= Beginning of Section =

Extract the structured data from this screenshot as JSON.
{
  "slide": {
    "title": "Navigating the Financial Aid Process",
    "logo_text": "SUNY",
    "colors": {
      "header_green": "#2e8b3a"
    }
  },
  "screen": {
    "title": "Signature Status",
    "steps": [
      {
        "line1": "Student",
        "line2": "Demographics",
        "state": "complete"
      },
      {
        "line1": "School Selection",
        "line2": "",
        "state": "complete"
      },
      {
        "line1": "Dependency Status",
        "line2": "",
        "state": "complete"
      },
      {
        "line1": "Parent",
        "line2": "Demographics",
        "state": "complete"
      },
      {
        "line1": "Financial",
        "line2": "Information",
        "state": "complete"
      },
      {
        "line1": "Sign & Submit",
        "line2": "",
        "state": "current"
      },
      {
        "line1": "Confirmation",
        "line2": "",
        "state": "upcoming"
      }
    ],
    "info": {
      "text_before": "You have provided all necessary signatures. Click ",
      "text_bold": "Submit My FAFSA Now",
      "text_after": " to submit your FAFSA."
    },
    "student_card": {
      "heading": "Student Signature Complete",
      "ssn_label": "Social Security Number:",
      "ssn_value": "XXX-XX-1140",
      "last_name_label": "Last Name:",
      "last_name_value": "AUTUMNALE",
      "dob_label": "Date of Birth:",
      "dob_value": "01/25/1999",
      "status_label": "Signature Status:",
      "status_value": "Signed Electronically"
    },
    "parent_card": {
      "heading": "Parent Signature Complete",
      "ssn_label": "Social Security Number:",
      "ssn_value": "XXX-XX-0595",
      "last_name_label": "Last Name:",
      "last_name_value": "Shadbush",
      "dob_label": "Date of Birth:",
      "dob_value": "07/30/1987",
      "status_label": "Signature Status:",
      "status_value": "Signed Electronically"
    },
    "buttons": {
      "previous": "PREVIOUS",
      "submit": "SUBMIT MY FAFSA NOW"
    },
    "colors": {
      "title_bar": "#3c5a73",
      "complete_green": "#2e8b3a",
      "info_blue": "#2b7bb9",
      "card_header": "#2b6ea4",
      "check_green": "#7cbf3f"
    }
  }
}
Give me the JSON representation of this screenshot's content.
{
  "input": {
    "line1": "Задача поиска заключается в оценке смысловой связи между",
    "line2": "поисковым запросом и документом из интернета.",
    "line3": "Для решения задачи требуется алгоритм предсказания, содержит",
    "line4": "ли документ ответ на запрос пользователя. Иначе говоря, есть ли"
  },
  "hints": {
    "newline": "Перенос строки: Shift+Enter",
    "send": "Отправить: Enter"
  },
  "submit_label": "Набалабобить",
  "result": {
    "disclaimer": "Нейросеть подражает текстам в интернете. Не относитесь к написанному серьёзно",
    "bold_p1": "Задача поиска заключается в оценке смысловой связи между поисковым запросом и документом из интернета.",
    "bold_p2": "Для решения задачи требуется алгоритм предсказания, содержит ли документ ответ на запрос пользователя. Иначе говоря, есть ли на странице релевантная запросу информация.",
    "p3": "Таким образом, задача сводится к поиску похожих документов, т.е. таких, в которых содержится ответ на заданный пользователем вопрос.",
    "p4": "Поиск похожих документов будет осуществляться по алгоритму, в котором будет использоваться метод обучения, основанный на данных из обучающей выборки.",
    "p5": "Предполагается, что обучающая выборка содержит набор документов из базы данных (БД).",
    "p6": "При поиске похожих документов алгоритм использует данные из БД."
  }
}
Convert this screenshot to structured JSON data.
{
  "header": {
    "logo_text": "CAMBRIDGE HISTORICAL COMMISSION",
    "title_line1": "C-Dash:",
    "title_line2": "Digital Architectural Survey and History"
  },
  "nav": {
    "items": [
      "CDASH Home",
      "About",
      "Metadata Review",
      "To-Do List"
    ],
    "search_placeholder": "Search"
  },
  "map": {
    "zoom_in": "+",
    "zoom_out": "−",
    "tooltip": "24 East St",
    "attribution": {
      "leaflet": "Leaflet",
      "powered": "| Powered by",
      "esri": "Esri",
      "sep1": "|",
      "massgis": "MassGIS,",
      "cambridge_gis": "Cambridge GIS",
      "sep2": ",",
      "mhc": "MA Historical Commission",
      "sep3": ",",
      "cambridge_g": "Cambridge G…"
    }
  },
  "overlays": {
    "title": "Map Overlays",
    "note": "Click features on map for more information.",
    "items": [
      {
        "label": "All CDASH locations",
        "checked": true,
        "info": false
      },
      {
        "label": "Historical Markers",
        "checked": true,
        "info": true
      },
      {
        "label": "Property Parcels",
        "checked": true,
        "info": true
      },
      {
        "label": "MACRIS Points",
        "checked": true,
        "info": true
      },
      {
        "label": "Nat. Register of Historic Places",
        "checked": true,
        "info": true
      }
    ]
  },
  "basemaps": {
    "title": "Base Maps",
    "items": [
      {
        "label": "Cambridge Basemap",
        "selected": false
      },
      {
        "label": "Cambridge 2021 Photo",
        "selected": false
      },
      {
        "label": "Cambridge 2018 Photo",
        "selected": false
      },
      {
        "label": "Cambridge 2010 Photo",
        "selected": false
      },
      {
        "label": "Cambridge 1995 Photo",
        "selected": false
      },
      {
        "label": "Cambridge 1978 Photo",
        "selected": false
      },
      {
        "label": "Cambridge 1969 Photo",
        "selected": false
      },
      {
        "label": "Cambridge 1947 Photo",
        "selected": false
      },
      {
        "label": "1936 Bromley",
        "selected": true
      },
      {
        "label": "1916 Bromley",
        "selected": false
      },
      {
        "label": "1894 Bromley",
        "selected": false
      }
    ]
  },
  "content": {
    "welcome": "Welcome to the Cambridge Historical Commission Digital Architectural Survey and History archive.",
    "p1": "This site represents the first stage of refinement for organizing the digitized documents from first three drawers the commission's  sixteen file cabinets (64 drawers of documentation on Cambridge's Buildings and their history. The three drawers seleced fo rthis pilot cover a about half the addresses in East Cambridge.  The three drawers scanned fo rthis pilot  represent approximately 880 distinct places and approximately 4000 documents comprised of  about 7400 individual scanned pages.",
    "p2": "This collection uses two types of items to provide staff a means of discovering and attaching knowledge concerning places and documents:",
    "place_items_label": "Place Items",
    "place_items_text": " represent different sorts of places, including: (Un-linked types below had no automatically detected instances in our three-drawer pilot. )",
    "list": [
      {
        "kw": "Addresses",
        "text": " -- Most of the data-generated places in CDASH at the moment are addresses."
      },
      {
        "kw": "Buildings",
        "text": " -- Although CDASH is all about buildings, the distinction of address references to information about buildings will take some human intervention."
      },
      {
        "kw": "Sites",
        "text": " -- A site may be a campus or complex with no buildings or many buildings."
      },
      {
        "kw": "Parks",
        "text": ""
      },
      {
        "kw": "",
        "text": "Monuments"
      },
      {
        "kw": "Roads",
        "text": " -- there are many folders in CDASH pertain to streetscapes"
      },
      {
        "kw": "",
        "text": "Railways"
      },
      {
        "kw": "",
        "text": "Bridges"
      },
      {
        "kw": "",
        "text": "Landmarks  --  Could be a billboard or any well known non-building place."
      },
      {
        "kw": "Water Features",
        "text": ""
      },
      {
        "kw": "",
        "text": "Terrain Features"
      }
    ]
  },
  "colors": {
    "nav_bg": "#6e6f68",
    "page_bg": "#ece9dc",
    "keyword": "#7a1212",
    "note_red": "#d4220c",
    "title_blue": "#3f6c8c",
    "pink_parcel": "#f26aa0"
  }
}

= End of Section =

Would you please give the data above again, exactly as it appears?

Extract the structured data from this screenshot as JSON.
{
  "slide": {
    "title": "Navigating the Financial Aid Process",
    "logo_text": "SUNY",
    "colors": {
      "header_green": "#2e8b3a"
    }
  },
  "screen": {
    "title": "Signature Status",
    "steps": [
      {
        "line1": "Student",
        "line2": "Demographics",
        "state": "complete"
      },
      {
        "line1": "School Selection",
        "line2": "",
        "state": "complete"
      },
      {
        "line1": "Dependency Status",
        "line2": "",
        "state": "complete"
      },
      {
        "line1": "Parent",
        "line2": "Demographics",
        "state": "complete"
      },
      {
        "line1": "Financial",
        "line2": "Information",
        "state": "complete"
      },
      {
        "line1": "Sign & Submit",
        "line2": "",
        "state": "current"
      },
      {
        "line1": "Confirmation",
        "line2": "",
        "state": "upcoming"
      }
    ],
    "info": {
      "text_before": "You have provided all necessary signatures. Click ",
      "text_bold": "Submit My FAFSA Now",
      "text_after": " to submit your FAFSA."
    },
    "student_card": {
      "heading": "Student Signature Complete",
      "ssn_label": "Social Security Number:",
      "ssn_value": "XXX-XX-1140",
      "last_name_label": "Last Name:",
      "last_name_value": "AUTUMNALE",
      "dob_label": "Date of Birth:",
      "dob_value": "01/25/1999",
      "status_label": "Signature Status:",
      "status_value": "Signed Electronically"
    },
    "parent_card": {
      "heading": "Parent Signature Complete",
      "ssn_label": "Social Security Number:",
      "ssn_value": "XXX-XX-0595",
      "last_name_label": "Last Name:",
      "last_name_value": "Shadbush",
      "dob_label": "Date of Birth:",
      "dob_value": "07/30/1987",
      "status_label": "Signature Status:",
      "status_value": "Signed Electronically"
    },
    "buttons": {
      "previous": "PREVIOUS",
      "submit": "SUBMIT MY FAFSA NOW"
    },
    "colors": {
      "title_bar": "#3c5a73",
      "complete_green": "#2e8b3a",
      "info_blue": "#2b7bb9",
      "card_header": "#2b6ea4",
      "check_green": "#7cbf3f"
    }
  }
}
Give me the JSON representation of this screenshot's content.
{
  "input": {
    "line1": "Задача поиска заключается в оценке смысловой связи между",
    "line2": "поисковым запросом и документом из интернета.",
    "line3": "Для решения задачи требуется алгоритм предсказания, содержит",
    "line4": "ли документ ответ на запрос пользователя. Иначе говоря, есть ли"
  },
  "hints": {
    "newline": "Перенос строки: Shift+Enter",
    "send": "Отправить: Enter"
  },
  "submit_label": "Набалабобить",
  "result": {
    "disclaimer": "Нейросеть подражает текстам в интернете. Не относитесь к написанному серьёзно",
    "bold_p1": "Задача поиска заключается в оценке смысловой связи между поисковым запросом и документом из интернета.",
    "bold_p2": "Для решения задачи требуется алгоритм предсказания, содержит ли документ ответ на запрос пользователя. Иначе говоря, есть ли на странице релевантная запросу информация.",
    "p3": "Таким образом, задача сводится к поиску похожих документов, т.е. таких, в которых содержится ответ на заданный пользователем вопрос.",
    "p4": "Поиск похожих документов будет осуществляться по алгоритму, в котором будет использоваться метод обучения, основанный на данных из обучающей выборки.",
    "p5": "Предполагается, что обучающая выборка содержит набор документов из базы данных (БД).",
    "p6": "При поиске похожих документов алгоритм использует данные из БД."
  }
}
Convert this screenshot to structured JSON data.
{
  "header": {
    "logo_text": "CAMBRIDGE HISTORICAL COMMISSION",
    "title_line1": "C-Dash:",
    "title_line2": "Digital Architectural Survey and History"
  },
  "nav": {
    "items": [
      "CDASH Home",
      "About",
      "Metadata Review",
      "To-Do List"
    ],
    "search_placeholder": "Search"
  },
  "map": {
    "zoom_in": "+",
    "zoom_out": "−",
    "tooltip": "24 East St",
    "attribution": {
      "leaflet": "Leaflet",
      "powered": "| Powered by",
      "esri": "Esri",
      "sep1": "|",
      "massgis": "MassGIS,",
      "cambridge_gis": "Cambridge GIS",
      "sep2": ",",
      "mhc": "MA Historical Commission",
      "sep3": ",",
      "cambridge_g": "Cambridge G…"
    }
  },
  "overlays": {
    "title": "Map Overlays",
    "note": "Click features on map for more information.",
    "items": [
      {
        "label": "All CDASH locations",
        "checked": true,
        "info": false
      },
      {
        "label": "Historical Markers",
        "checked": true,
        "info": true
      },
      {
        "label": "Property Parcels",
        "checked": true,
        "info": true
      },
      {
        "label": "MACRIS Points",
        "checked": true,
        "info": true
      },
      {
        "label": "Nat. Register of Historic Places",
        "checked": true,
        "info": true
      }
    ]
  },
  "basemaps": {
    "title": "Base Maps",
    "items": [
      {
        "label": "Cambridge Basemap",
        "selected": false
      },
      {
        "label": "Cambridge 2021 Photo",
        "selected": false
      },
      {
        "label": "Cambridge 2018 Photo",
        "selected": false
      },
      {
        "label": "Cambridge 2010 Photo",
        "selected": false
      },
      {
        "label": "Cambridge 1995 Photo",
        "selected": false
      },
      {
        "label": "Cambridge 1978 Photo",
        "selected": false
      },
      {
        "label": "Cambridge 1969 Photo",
        "selected": false
      },
      {
        "label": "Cambridge 1947 Photo",
        "selected": false
      },
      {
        "label": "1936 Bromley",
        "selected": true
      },
      {
        "label": "1916 Bromley",
        "selected": false
      },
      {
        "label": "1894 Bromley",
        "selected": false
      }
    ]
  },
  "content": {
    "welcome": "Welcome to the Cambridge Historical Commission Digital Architectural Survey and History archive.",
    "p1": "This site represents the first stage of refinement for organizing the digitized documents from first three drawers the commission's  sixteen file cabinets (64 drawers of documentation on Cambridge's Buildings and their history. The three drawers seleced fo rthis pilot cover a about half the addresses in East Cambridge.  The three drawers scanned fo rthis pilot  represent approximately 880 distinct places and approximately 4000 documents comprised of  about 7400 individual scanned pages.",
    "p2": "This collection uses two types of items to provide staff a means of discovering and attaching knowledge concerning places and documents:",
    "place_items_label": "Place Items",
    "place_items_text": " represent different sorts of places, including: (Un-linked types below had no automatically detected instances in our three-drawer pilot. )",
    "list": [
      {
        "kw": "Addresses",
        "text": " -- Most of the data-generated places in CDASH at the moment are addresses."
      },
      {
        "kw": "Buildings",
        "text": " -- Although CDASH is all about buildings, the distinction of address references to information about buildings will take some human intervention."
      },
      {
        "kw": "Sites",
        "text": " -- A site may be a campus or complex with no buildings or many buildings."
      },
      {
        "kw": "Parks",
        "text": ""
      },
      {
        "kw": "",
        "text": "Monuments"
      },
      {
        "kw": "Roads",
        "text": " -- there are many folders in CDASH pertain to streetscapes"
      },
      {
        "kw": "",
        "text": "Railways"
      },
      {
        "kw": "",
        "text": "Bridges"
      },
      {
        "kw": "",
        "text": "Landmarks  --  Could be a billboard or any well known non-building place."
      },
      {
        "kw": "Water Features",
        "text": ""
      },
      {
        "kw": "",
        "text": "Terrain Features"
      }
    ]
  },
  "colors": {
    "nav_bg": "#6e6f68",
    "page_bg": "#ece9dc",
    "keyword": "#7a1212",
    "note_red": "#d4220c",
    "title_blue": "#3f6c8c",
    "pink_parcel": "#f26aa0"
  }
}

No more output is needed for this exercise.